Human Saliva and San Francisco Sourdough

Is human saliva capable of influencing the microbiology of San Francisco Sourdough?

Could someone with experience in microbiology assist with summarising this paper?

Thank You


Please click on the link above to open the paper for discussion

This paper is a PDF and is 1.7MB in size


Graham, this is about beer but there seems to be some saliva in it Graham, makes my mouth water!

[url][/url]In Ecuador they ferment corn liqour by masticating in the mouth and spitting it into the mother bowl where the rest of this liquid ferments, it's called chicha;I never have had it myself but it comes down from pre-colombian day's, now that has to be some interesting juice!


Yes I have used yoghurt in the dough, but not as an additive to sourdough.
There are some sourdoughs that are fed milk and are supposedly the one and all to make panettone. However I am not fond of them and prefer a normal well fed and eager wheat sourdough to the milk versions.

What about using some pro biotic yoghurts that are very fasionable these days. Has any one tried adding it to a dough?

Black Dog

I don?t find anything in our salivary glands that can improve flavor of the bread.
What ever supposed improving effect in bread is a personal opinion of the individual that claim so but its a scientific consensus.

Thanks chembake.

Is there something present in the saliva derived LB organisms that add flavour characteristics to San Francisco Sourdough that are unique to SF Sourdough?


In a nut shell the paper describes the ubiquitous presence of LB in the human body ..But what is considered as present in the human saliva cannot be construed as the most effective species to be used for sourdough cultures.


Spitting on the flour water mixture does not guarantee it will provide you a viable culture that you can use for sourdough bread preparation .....but only a possibility of putting various LB organisms which may or may not be useful for breadmaking


Well I think what contributes more from the human saliva is the amylase which deconstructs the starch.
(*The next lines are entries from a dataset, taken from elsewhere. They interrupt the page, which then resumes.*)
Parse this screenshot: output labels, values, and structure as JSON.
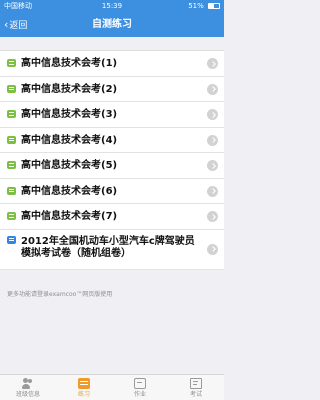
{
  "status_bar": {
    "carrier": "中国移动",
    "time": "15:39",
    "battery_text": "51%",
    "battery_level": 0.51
  },
  "nav": {
    "back_label": "返回",
    "title": "自测练习"
  },
  "items": [
    {
      "label": "高中信息技术会考(1)"
    },
    {
      "label": "高中信息技术会考(2)"
    },
    {
      "label": "高中信息技术会考(3)"
    },
    {
      "label": "高中信息技术会考(4)"
    },
    {
      "label": "高中信息技术会考(5)"
    },
    {
      "label": "高中信息技术会考(6)"
    },
    {
      "label": "高中信息技术会考(7)"
    },
    {
      "label": "2012年全国机动车小型汽车c牌驾驶员模拟考试卷（随机组卷）"
    }
  ],
  "footer_note": "更多功能请登录examcoo™网页版使用",
  "tabs": [
    {
      "label": "班级信息"
    },
    {
      "label": "练习"
    },
    {
      "label": "作业"
    },
    {
      "label": "考试"
    }
  ],
  "colors": {
    "accent": "#3d8fe0",
    "active_tab": "#f09a29",
    "item_icon": "#7bc043",
    "item_icon_alt": "#2f86e4"
  }
}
That was used in the "old" days when mashing the grains to make wort for beer.

I don't think any of the microorganisms in the human saliva can contribute positively to sourdough and I doubt any would survive the acidity, but you never know...
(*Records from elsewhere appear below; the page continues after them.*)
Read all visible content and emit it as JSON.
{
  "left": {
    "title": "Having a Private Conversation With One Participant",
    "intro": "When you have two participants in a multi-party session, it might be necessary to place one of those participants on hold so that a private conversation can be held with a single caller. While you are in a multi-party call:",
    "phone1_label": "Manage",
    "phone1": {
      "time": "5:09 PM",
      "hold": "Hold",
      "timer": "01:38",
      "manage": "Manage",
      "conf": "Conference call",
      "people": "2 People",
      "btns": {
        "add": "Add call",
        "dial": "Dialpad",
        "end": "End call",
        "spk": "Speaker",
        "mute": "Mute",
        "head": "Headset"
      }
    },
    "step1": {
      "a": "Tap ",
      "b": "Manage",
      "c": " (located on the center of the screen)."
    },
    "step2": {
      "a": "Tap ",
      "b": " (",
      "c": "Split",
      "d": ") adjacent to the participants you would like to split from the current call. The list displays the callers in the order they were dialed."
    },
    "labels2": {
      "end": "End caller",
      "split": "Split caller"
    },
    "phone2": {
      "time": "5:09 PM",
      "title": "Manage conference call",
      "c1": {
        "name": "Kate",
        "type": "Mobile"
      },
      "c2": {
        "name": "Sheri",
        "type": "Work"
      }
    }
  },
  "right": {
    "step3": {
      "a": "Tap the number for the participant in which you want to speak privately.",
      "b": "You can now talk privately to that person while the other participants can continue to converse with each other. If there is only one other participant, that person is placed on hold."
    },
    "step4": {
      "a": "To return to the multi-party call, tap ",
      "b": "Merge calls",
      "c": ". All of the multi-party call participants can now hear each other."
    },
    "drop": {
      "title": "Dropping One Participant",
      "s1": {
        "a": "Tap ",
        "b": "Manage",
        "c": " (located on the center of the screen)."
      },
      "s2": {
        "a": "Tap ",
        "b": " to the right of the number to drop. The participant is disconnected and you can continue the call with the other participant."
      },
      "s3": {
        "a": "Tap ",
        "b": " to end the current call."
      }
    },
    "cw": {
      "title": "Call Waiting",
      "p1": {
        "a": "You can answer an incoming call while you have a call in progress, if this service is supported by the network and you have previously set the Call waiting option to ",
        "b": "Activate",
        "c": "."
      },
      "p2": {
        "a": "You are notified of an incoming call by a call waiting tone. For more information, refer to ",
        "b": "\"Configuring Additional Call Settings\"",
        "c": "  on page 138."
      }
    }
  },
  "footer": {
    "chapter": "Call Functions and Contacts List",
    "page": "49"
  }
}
I so wish I hadn't clicked on this thread.. :)

I thought of coughing in my starter to see if that had any effect.